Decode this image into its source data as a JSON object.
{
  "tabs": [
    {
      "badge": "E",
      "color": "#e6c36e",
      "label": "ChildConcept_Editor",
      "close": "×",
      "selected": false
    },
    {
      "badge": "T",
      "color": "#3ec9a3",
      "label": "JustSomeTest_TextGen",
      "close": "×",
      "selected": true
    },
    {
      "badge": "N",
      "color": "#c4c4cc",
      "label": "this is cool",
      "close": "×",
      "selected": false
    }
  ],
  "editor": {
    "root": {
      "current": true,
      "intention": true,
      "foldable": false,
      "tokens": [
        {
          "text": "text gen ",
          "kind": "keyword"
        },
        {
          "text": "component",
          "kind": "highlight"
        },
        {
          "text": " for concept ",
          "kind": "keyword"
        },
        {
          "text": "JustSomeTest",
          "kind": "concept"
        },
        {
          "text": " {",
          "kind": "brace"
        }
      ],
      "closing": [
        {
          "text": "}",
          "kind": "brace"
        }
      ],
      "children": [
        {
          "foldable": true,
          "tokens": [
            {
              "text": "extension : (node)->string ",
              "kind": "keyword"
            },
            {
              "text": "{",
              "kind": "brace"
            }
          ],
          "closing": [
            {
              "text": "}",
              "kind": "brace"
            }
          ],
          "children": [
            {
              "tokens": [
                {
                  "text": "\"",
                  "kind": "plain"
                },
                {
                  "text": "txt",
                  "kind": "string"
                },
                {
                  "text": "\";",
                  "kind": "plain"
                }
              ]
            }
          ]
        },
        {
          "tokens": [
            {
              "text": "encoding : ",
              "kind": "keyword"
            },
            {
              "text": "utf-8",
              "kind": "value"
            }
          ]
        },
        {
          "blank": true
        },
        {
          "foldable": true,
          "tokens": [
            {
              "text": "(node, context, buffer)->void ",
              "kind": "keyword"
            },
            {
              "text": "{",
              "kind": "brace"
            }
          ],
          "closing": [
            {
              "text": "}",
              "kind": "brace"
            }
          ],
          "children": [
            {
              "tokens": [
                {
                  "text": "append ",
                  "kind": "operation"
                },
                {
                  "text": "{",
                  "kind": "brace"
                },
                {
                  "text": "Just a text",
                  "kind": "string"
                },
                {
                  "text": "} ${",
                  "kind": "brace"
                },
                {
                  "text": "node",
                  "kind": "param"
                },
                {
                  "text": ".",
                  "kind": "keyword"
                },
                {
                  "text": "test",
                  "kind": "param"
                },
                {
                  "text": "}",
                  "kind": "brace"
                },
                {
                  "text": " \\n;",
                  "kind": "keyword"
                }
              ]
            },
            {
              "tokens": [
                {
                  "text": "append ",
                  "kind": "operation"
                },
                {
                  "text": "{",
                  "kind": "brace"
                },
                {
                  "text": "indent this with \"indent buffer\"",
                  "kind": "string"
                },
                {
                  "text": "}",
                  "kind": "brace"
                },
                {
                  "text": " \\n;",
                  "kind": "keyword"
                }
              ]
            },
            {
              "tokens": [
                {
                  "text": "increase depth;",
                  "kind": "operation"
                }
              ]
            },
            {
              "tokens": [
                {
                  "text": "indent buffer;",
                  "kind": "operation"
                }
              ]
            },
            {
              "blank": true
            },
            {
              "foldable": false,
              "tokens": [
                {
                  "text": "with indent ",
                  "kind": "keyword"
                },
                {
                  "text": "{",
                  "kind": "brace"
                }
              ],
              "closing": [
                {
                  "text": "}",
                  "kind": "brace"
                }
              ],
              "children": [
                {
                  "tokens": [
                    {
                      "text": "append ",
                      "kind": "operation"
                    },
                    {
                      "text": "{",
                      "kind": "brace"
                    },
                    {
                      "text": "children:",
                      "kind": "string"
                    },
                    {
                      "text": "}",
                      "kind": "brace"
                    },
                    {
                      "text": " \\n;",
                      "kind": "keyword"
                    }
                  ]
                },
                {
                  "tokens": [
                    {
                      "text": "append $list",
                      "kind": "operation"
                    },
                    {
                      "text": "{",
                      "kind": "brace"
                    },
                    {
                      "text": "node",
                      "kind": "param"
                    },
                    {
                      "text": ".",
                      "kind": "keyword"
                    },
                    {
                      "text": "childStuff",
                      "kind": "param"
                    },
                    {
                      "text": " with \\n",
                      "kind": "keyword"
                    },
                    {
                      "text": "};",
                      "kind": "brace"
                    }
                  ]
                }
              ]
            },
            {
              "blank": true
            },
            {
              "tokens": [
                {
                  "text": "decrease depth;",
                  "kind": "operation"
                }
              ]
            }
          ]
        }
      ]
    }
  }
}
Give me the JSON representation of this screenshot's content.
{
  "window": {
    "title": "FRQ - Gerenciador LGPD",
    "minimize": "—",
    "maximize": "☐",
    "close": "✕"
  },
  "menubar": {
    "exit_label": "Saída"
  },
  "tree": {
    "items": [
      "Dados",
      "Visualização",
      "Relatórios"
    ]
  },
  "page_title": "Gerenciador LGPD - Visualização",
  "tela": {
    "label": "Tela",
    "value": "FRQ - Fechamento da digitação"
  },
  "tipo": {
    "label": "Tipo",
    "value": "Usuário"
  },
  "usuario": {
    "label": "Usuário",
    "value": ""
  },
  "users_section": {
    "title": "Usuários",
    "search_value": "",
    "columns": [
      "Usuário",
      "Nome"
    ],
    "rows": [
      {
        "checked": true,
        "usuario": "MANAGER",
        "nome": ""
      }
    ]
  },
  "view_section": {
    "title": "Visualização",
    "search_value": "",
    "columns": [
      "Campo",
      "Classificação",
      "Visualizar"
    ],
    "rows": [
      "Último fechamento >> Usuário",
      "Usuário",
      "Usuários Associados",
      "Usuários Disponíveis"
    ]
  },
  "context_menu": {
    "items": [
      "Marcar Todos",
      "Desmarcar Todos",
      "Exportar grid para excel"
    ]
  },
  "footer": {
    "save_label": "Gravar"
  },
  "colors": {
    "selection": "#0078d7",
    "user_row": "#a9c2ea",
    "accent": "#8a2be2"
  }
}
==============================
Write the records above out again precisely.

## TASK RESPONSE
Decode this image into its source data as a JSON object.
{
  "tabs": [
    {
      "badge": "E",
      "color": "#e6c36e",
      "label": "ChildConcept_Editor",
      "close": "×",
      "selected": false
    },
    {
      "badge": "T",
      "color": "#3ec9a3",
      "label": "JustSomeTest_TextGen",
      "close": "×",
      "selected": true
    },
    {
      "badge": "N",
      "color": "#c4c4cc",
      "label": "this is cool",
      "close": "×",
      "selected": false
    }
  ],
  "editor": {
    "root": {
      "current": true,
      "intention": true,
      "foldable": false,
      "tokens": [
        {
          "text": "text gen ",
          "kind": "keyword"
        },
        {
          "text": "component",
          "kind": "highlight"
        },
        {
          "text": " for concept ",
          "kind": "keyword"
        },
        {
          "text": "JustSomeTest",
          "kind": "concept"
        },
        {
          "text": " {",
          "kind": "brace"
        }
      ],
      "closing": [
        {
          "text": "}",
          "kind": "brace"
        }
      ],
      "children": [
        {
          "foldable": true,
          "tokens": [
            {
              "text": "extension : (node)->string ",
              "kind": "keyword"
            },
            {
              "text": "{",
              "kind": "brace"
            }
          ],
          "closing": [
            {
              "text": "}",
              "kind": "brace"
            }
          ],
          "children": [
            {
              "tokens": [
                {
                  "text": "\"",
                  "kind": "plain"
                },
                {
                  "text": "txt",
                  "kind": "string"
                },
                {
                  "text": "\";",
                  "kind": "plain"
                }
              ]
            }
          ]
        },
        {
          "tokens": [
            {
              "text": "encoding : ",
              "kind": "keyword"
            },
            {
              "text": "utf-8",
              "kind": "value"
            }
          ]
        },
        {
          "blank": true
        },
        {
          "foldable": true,
          "tokens": [
            {
              "text": "(node, context, buffer)->void ",
              "kind": "keyword"
            },
            {
              "text": "{",
              "kind": "brace"
            }
          ],
          "closing": [
            {
              "text": "}",
              "kind": "brace"
            }
          ],
          "children": [
            {
              "tokens": [
                {
                  "text": "append ",
                  "kind": "operation"
                },
                {
                  "text": "{",
                  "kind": "brace"
                },
                {
                  "text": "Just a text",
                  "kind": "string"
                },
                {
                  "text": "} ${",
                  "kind": "brace"
                },
                {
                  "text": "node",
                  "kind": "param"
                },
                {
                  "text": ".",
                  "kind": "keyword"
                },
                {
                  "text": "test",
                  "kind": "param"
                },
                {
                  "text": "}",
                  "kind": "brace"
                },
                {
                  "text": " \\n;",
                  "kind": "keyword"
                }
              ]
            },
            {
              "tokens": [
                {
                  "text": "append ",
                  "kind": "operation"
                },
                {
                  "text": "{",
                  "kind": "brace"
                },
                {
                  "text": "indent this with \"indent buffer\"",
                  "kind": "string"
                },
                {
                  "text": "}",
                  "kind": "brace"
                },
                {
                  "text": " \\n;",
                  "kind": "keyword"
                }
              ]
            },
            {
              "tokens": [
                {
                  "text": "increase depth;",
                  "kind": "operation"
                }
              ]
            },
            {
              "tokens": [
                {
                  "text": "indent buffer;",
                  "kind": "operation"
                }
              ]
            },
            {
              "blank": true
            },
            {
              "foldable": false,
              "tokens": [
                {
                  "text": "with indent ",
                  "kind": "keyword"
                },
                {
                  "text": "{",
                  "kind": "brace"
                }
              ],
              "closing": [
                {
                  "text": "}",
                  "kind": "brace"
                }
              ],
              "children": [
                {
                  "tokens": [
                    {
                      "text": "append ",
                      "kind": "operation"
                    },
                    {
                      "text": "{",
                      "kind": "brace"
                    },
                    {
                      "text": "children:",
                      "kind": "string"
                    },
                    {
                      "text": "}",
                      "kind": "brace"
                    },
                    {
                      "text": " \\n;",
                      "kind": "keyword"
                    }
                  ]
                },
                {
                  "tokens": [
                    {
                      "text": "append $list",
                      "kind": "operation"
                    },
                    {
                      "text": "{",
                      "kind": "brace"
                    },
                    {
                      "text": "node",
                      "kind": "param"
                    },
                    {
                      "text": ".",
                      "kind": "keyword"
                    },
                    {
                      "text": "childStuff",
                      "kind": "param"
                    },
                    {
                      "text": " with \\n",
                      "kind": "keyword"
                    },
                    {
                      "text": "};",
                      "kind": "brace"
                    }
                  ]
                }
              ]
            },
            {
              "blank": true
            },
            {
              "tokens": [
                {
                  "text": "decrease depth;",
                  "kind": "operation"
                }
              ]
            }
          ]
        }
      ]
    }
  }
}
Give me the JSON representation of this screenshot's content.
{
  "window": {
    "title": "FRQ - Gerenciador LGPD",
    "minimize": "—",
    "maximize": "☐",
    "close": "✕"
  },
  "menubar": {
    "exit_label": "Saída"
  },
  "tree": {
    "items": [
      "Dados",
      "Visualização",
      "Relatórios"
    ]
  },
  "page_title": "Gerenciador LGPD - Visualização",
  "tela": {
    "label": "Tela",
    "value": "FRQ - Fechamento da digitação"
  },
  "tipo": {
    "label": "Tipo",
    "value": "Usuário"
  },
  "usuario": {
    "label": "Usuário",
    "value": ""
  },
  "users_section": {
    "title": "Usuários",
    "search_value": "",
    "columns": [
      "Usuário",
      "Nome"
    ],
    "rows": [
      {
        "checked": true,
        "usuario": "MANAGER",
        "nome": ""
      }
    ]
  },
  "view_section": {
    "title": "Visualização",
    "search_value": "",
    "columns": [
      "Campo",
      "Classificação",
      "Visualizar"
    ],
    "rows": [
      "Último fechamento >> Usuário",
      "Usuário",
      "Usuários Associados",
      "Usuários Disponíveis"
    ]
  },
  "context_menu": {
    "items": [
      "Marcar Todos",
      "Desmarcar Todos",
      "Exportar grid para excel"
    ]
  },
  "footer": {
    "save_label": "Gravar"
  },
  "colors": {
    "selection": "#0078d7",
    "user_row": "#a9c2ea",
    "accent": "#8a2be2"
  }
}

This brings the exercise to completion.